UConn researchers are working with college athletes to test a new device that can quickly assess concussions and other traumatic brain injuries. The handheld device, developed by Bethesda, Md.-based medical neuro-technology company BrainScope Co. Inc., can help clinicians identify traumatic brain injury (TBI) at the time and place of injury.
“BrainScope approached the Korey Stringer Institute (KSI) because of our extensive background in conducting research studies,” says UConn graduate student Samantha Scarneo, director of youth sports safety at the Korey Stringer Institute. The concussion study “aligns with KSI’s overall mission to prevent sudden death in sports and overall safety in all levels of sport,” she adds. The device, which is not yet available commercially, is about the size of a smartphone.
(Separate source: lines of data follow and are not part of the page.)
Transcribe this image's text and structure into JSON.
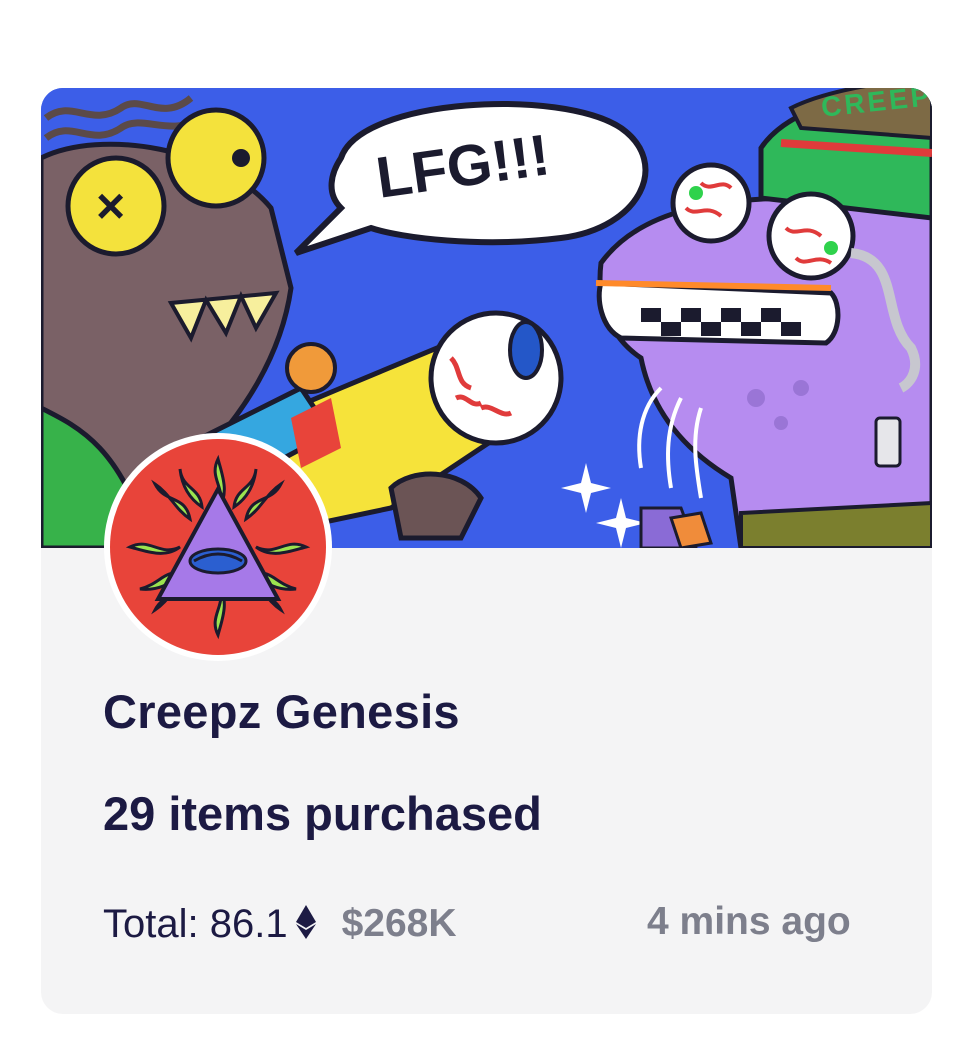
{
  "collection": {
    "name": "Creepz Genesis",
    "items_purchased": "29 items purchased",
    "total_label": "Total: 86.1",
    "currency_icon": "ethereum-icon",
    "usd_value": "$268K",
    "time_ago": "4 mins ago",
    "banner_speech": "LFG!!!",
    "banner_hat_text": "CREEP"
  },
  "colors": {
    "card_bg": "#f4f4f5",
    "banner_bg": "#3c5ee8",
    "title_text": "#1c1a43",
    "muted_text": "#7d7f8c",
    "avatar_bg": "#e8443a"
  }
}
Placed on a patient’s head, it measures a patient’s electroencephalograph (EEG), or brainwaves, to gauge brain function after head injury.
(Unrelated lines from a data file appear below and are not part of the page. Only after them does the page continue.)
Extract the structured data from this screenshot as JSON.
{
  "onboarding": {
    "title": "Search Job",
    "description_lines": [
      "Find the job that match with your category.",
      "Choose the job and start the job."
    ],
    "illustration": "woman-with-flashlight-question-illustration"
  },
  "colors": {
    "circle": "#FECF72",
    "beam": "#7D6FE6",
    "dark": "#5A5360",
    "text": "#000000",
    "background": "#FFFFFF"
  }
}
The non-radiation-emitting instrument was developed for military use in war zones, and is being adapted for athletes who sustain a TBI while playing contact sports. Within 10 minutes, the device can help medical personnel determine whether it’s safe for a player who’s had a head injury to return to the athletic field.
TBIs include structural injuries such as a bruise or bleeding in the brain and what experts call a “milder form” of TBI, concussions, caused by a bump or jolt to the head. These injuries can alter brain function yet be difficult to detect, as they don’t always cause immediate symptoms.
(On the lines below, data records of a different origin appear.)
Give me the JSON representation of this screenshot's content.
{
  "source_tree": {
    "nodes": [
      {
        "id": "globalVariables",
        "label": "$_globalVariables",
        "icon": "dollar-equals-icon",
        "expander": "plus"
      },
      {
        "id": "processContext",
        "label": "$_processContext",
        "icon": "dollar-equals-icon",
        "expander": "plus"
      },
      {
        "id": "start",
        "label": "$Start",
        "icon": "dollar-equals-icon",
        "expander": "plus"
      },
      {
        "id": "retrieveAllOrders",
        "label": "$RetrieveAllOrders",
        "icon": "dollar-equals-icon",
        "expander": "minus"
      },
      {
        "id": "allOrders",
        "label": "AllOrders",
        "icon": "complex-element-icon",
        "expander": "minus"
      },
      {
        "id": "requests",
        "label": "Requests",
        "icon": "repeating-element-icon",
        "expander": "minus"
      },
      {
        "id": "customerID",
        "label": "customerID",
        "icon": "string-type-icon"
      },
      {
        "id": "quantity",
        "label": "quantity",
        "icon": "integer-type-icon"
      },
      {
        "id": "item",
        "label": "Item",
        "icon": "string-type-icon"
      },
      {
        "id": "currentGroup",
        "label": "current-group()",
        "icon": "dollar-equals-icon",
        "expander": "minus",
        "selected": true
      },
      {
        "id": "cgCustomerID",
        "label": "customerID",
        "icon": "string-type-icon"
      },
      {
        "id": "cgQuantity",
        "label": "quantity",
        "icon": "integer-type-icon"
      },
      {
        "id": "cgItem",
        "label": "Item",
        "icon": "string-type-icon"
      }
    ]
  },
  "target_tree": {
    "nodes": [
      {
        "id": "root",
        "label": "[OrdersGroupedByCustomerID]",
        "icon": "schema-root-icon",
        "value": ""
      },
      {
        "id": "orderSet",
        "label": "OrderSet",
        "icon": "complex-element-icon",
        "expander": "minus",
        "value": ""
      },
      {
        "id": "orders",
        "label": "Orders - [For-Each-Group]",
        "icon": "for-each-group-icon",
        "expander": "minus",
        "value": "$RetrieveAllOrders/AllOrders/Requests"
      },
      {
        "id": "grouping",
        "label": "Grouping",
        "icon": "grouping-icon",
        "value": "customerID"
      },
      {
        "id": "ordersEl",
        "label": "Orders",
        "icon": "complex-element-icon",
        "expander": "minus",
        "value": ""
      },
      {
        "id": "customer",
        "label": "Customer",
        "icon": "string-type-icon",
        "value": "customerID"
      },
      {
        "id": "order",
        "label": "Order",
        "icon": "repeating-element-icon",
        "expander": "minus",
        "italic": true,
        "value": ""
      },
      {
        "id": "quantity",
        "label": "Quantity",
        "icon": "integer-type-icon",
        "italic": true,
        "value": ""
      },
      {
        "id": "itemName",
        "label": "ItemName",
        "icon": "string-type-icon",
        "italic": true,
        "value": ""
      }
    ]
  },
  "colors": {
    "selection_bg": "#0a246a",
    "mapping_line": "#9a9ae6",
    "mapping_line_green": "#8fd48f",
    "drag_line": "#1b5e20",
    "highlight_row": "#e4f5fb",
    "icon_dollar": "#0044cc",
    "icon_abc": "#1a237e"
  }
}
Thanks to BrainScope Co. Inc. for developing the device; Korey Stringer Institute (KSI) for spearheading the study, UConn and the other institutions participating in the study; Google for helping me find the article; and all the people who, directly or indirectly, made it possible for me to include the text and picture in this post.